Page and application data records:
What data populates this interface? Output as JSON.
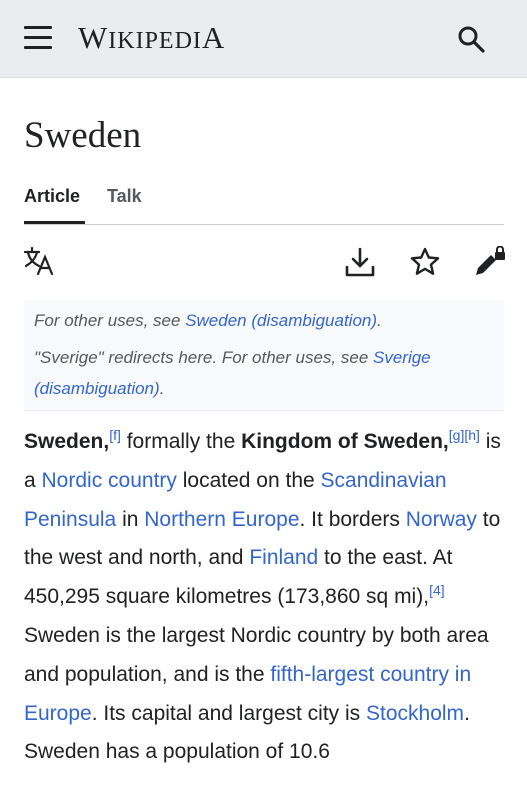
{
  "header": {
    "logo_first": "W",
    "logo_rest": "IKIPEDI",
    "logo_last": "A"
  },
  "page": {
    "title": "Sweden"
  },
  "tabs": [
    {
      "label": "Article"
    },
    {
      "label": "Talk"
    }
  ],
  "hatnote": {
    "line1_prefix": "For other uses, see ",
    "line1_link": "Sweden (disambiguation)",
    "line1_suffix": ".",
    "line2_prefix": "\"Sverige\" redirects here. For other uses, see ",
    "line2_link": "Sverige (disambiguation)",
    "line2_suffix": "."
  },
  "intro": {
    "s1": "Sweden,",
    "ref_f": "[f]",
    "s2": " formally the ",
    "s3": "Kingdom of Sweden,",
    "ref_g": "[g]",
    "ref_h": "[h]",
    "s4": " is a ",
    "link_nordic": "Nordic country",
    "s5": " located on the ",
    "link_scandinavian": "Scandinavian Peninsula",
    "s6": " in ",
    "link_northern_europe": "Northern Europe",
    "s7": ". It borders ",
    "link_norway": "Norway",
    "s8": " to the west and north, and ",
    "link_finland": "Finland",
    "s9": " to the east. At 450,295 square kilometres (173,860 sq mi),",
    "ref_4": "[4]",
    "s10": " Sweden is the largest Nordic country by both area and population, and is the ",
    "link_fifth": "fifth-largest country in Europe",
    "s11": ". Its capital and largest city is ",
    "link_stockholm": "Stockholm",
    "s12": ". Sweden has a population of 10.6"
  },
  "icons": {
    "menu": "hamburger-menu-icon",
    "search": "search-icon",
    "language": "language-icon",
    "download": "download-icon",
    "watch": "star-icon",
    "protection": "lock-pencil-icon"
  }
}
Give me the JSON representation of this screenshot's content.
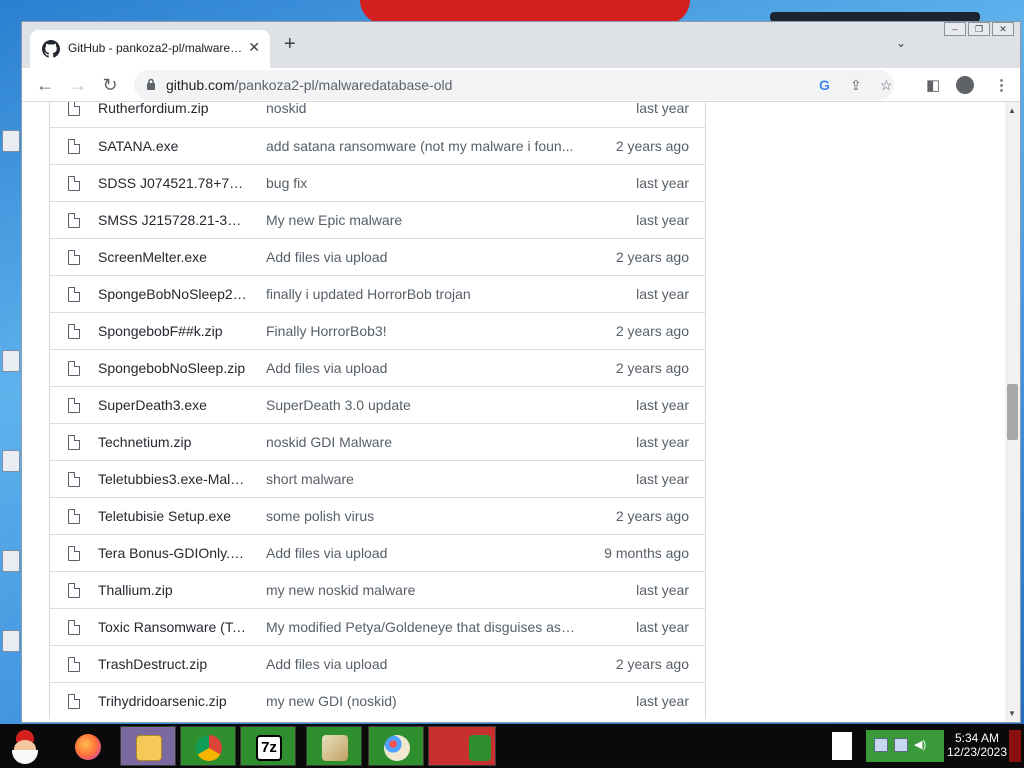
{
  "browser": {
    "tab": {
      "title": "GitHub - pankoza2-pl/malwaredatabase-old",
      "close_icon": "close-icon"
    },
    "new_tab_label": "+",
    "tab_list_icon": "chevron-down-icon",
    "address": {
      "host": "github.com",
      "path": "/pankoza2-pl/malwaredatabase-old"
    },
    "nav": {
      "back": "←",
      "forward": "→",
      "reload": "↻"
    },
    "toolbar_icons": [
      "google-lens-icon",
      "share-icon",
      "bookmark-star-icon",
      "side-panel-icon",
      "profile-icon",
      "more-menu-icon"
    ]
  },
  "files": [
    {
      "name": "Rutherfordium.zip",
      "message": "noskid",
      "age": "last year"
    },
    {
      "name": "SATANA.exe",
      "message": "add satana ransomware (not my malware i foun...",
      "age": "2 years ago"
    },
    {
      "name": "SDSS J074521.78+734...",
      "message": "bug fix",
      "age": "last year"
    },
    {
      "name": "SMSS J215728.21-360...",
      "message": "My new Epic malware",
      "age": "last year"
    },
    {
      "name": "ScreenMelter.exe",
      "message": "Add files via upload",
      "age": "2 years ago"
    },
    {
      "name": "SpongeBobNoSleep2 (...",
      "message": "finally i updated HorrorBob trojan",
      "age": "last year"
    },
    {
      "name": "SpongebobF##k.zip",
      "message": "Finally HorrorBob3!",
      "age": "2 years ago"
    },
    {
      "name": "SpongebobNoSleep.zip",
      "message": "Add files via upload",
      "age": "2 years ago"
    },
    {
      "name": "SuperDeath3.exe",
      "message": "SuperDeath 3.0 update",
      "age": "last year"
    },
    {
      "name": "Technetium.zip",
      "message": "noskid GDI Malware",
      "age": "last year"
    },
    {
      "name": "Teletubbies3.exe-Malw...",
      "message": "short malware",
      "age": "last year"
    },
    {
      "name": "Teletubisie Setup.exe",
      "message": "some polish virus",
      "age": "2 years ago"
    },
    {
      "name": "Tera Bonus-GDIOnly.exe",
      "message": "Add files via upload",
      "age": "9 months ago"
    },
    {
      "name": "Thallium.zip",
      "message": "my new noskid malware",
      "age": "last year"
    },
    {
      "name": "Toxic Ransomware (Tox...",
      "message": "My modified Petya/Goldeneye that disguises as ...",
      "age": "last year"
    },
    {
      "name": "TrashDestruct.zip",
      "message": "Add files via upload",
      "age": "2 years ago"
    },
    {
      "name": "Trihydridoarsenic.zip",
      "message": "my new GDI (noskid)",
      "age": "last year"
    }
  ],
  "taskbar": {
    "apps": [
      "firefox-icon",
      "file-explorer-icon",
      "chrome-icon",
      "7zip-icon",
      "paint-tool-icon",
      "paint-icon",
      "blank-app-icon"
    ],
    "seven_zip_label": "7z",
    "clock": {
      "time": "5:34 AM",
      "date": "12/23/2023"
    }
  }
}
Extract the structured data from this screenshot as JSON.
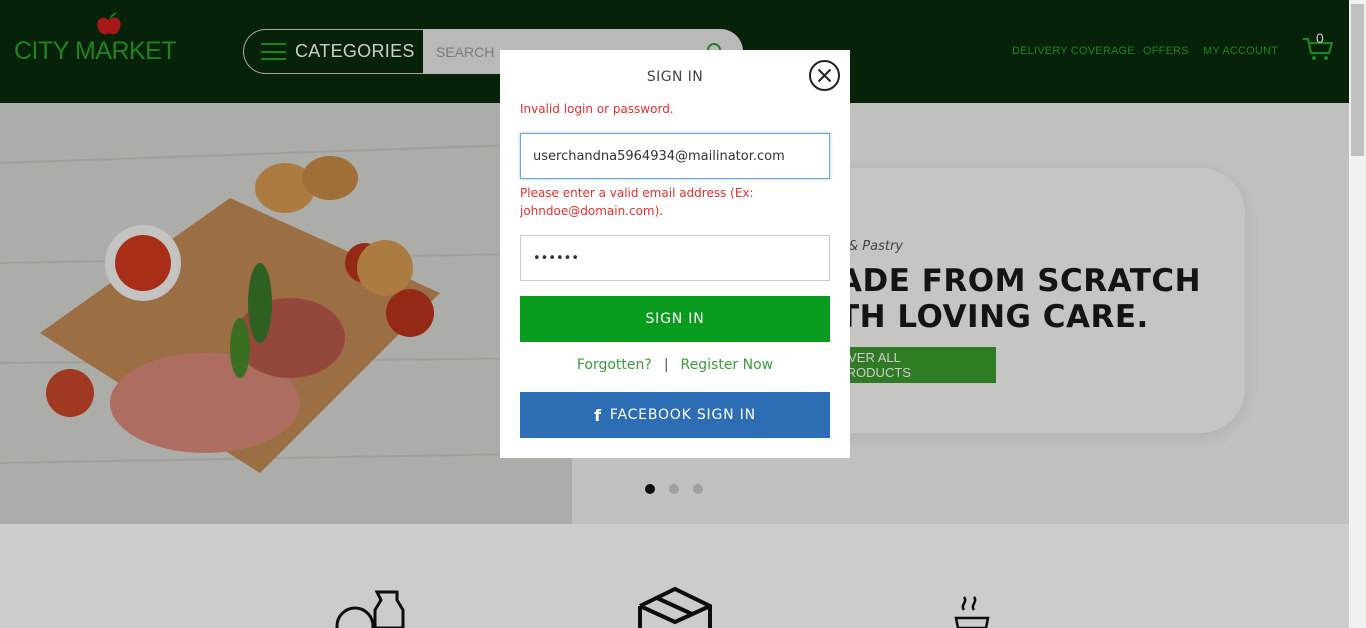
{
  "header": {
    "logo_text": "CITY MARKET",
    "categories_label": "CATEGORIES",
    "search_placeholder": "SEARCH",
    "nav": {
      "delivery": "DELIVERY COVERAGE",
      "offers": "OFFERS",
      "account": "MY ACCOUNT"
    },
    "cart_count": "0"
  },
  "hero": {
    "subtitle": "& Pastry",
    "title_line1": "ADE FROM SCRATCH",
    "title_line2": "TH LOVING CARE.",
    "button_label": "OVER ALL PRODUCTS",
    "slides": 3,
    "active_slide": 1
  },
  "modal": {
    "title": "SIGN IN",
    "error_login": "Invalid login or password.",
    "email_value": "userchandna5964934@mailinator.com",
    "email_error": "Please enter a valid email address (Ex: johndoe@domain.com).",
    "password_value": "••••••",
    "signin_button": "SIGN IN",
    "forgotten_link": "Forgotten?",
    "separator": "|",
    "register_link": "Register Now",
    "facebook_button": "FACEBOOK SIGN IN",
    "facebook_glyph": "f"
  },
  "colors": {
    "header_bg": "#082b0a",
    "brand_green": "#2aa32a",
    "signin_green": "#089b1d",
    "facebook_blue": "#2c6db3",
    "error_red": "#e03030"
  }
}
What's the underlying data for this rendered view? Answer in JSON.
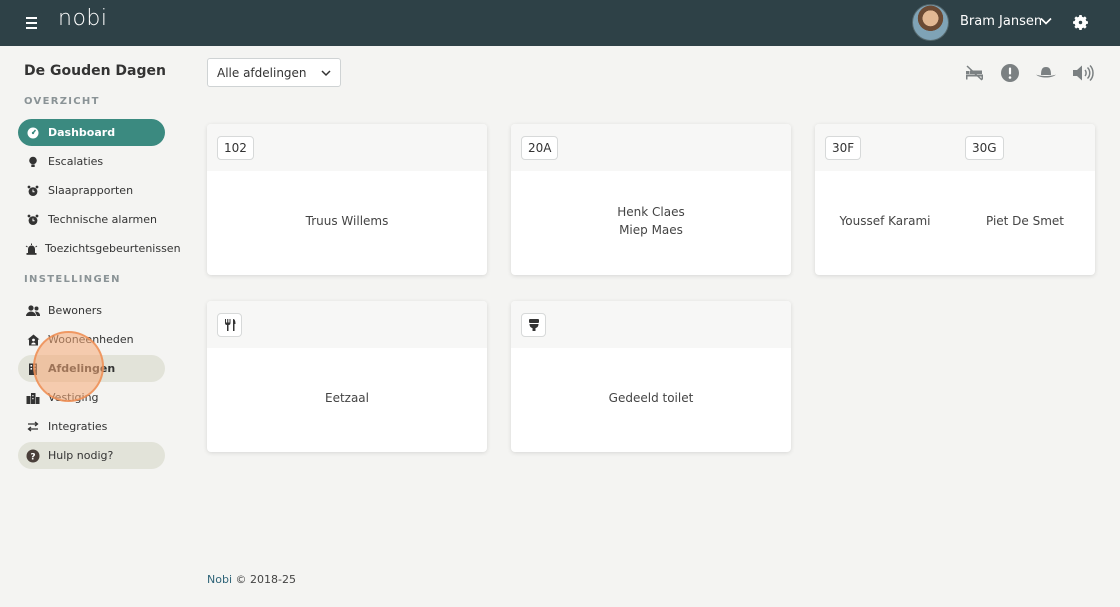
{
  "header": {
    "logo": "nobi",
    "user_name": "Bram Jansen"
  },
  "sidebar": {
    "site_title": "De Gouden Dagen",
    "sections": [
      {
        "label": "OVERZICHT"
      },
      {
        "label": "INSTELLINGEN"
      }
    ],
    "items": [
      {
        "label": "Dashboard",
        "icon": "dashboard-icon"
      },
      {
        "label": "Escalaties",
        "icon": "bulb-icon"
      },
      {
        "label": "Slaaprapporten",
        "icon": "alarm-clock-icon"
      },
      {
        "label": "Technische alarmen",
        "icon": "alarm-clock-icon"
      },
      {
        "label": "Toezichtsgebeurtenissen",
        "icon": "siren-icon"
      },
      {
        "label": "Bewoners",
        "icon": "users-icon"
      },
      {
        "label": "Wooneenheden",
        "icon": "home-user-icon"
      },
      {
        "label": "Afdelingen",
        "icon": "building-icon"
      },
      {
        "label": "Vestiging",
        "icon": "city-icon"
      },
      {
        "label": "Integraties",
        "icon": "swap-arrows-icon"
      },
      {
        "label": "Hulp nodig?",
        "icon": "question-circle-icon"
      }
    ]
  },
  "toolbar": {
    "department_select": "Alle afdelingen",
    "icons": [
      "bed-off-icon",
      "alert-circle-icon",
      "hat-icon",
      "volume-icon"
    ]
  },
  "cards": [
    {
      "rooms": [
        "102"
      ],
      "residents": [
        "Truus Willems"
      ]
    },
    {
      "rooms": [
        "20A"
      ],
      "residents": [
        "Henk Claes",
        "Miep Maes"
      ]
    },
    {
      "rooms": [
        "30F",
        "30G"
      ],
      "residents": [
        "Youssef Karami",
        "Piet De Smet"
      ]
    },
    {
      "room_icon": "cutlery-icon",
      "residents": [
        "Eetzaal"
      ]
    },
    {
      "room_icon": "toilet-icon",
      "residents": [
        "Gedeeld toilet"
      ]
    }
  ],
  "footer": {
    "brand": "Nobi",
    "copyright": "© 2018-25"
  },
  "colors": {
    "topbar": "#2e4147",
    "accent": "#3b8a80",
    "selected_bg": "#e2e3d9",
    "page_bg": "#f4f4f2"
  }
}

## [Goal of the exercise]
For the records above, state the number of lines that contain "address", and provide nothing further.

## [Answer for the task]
2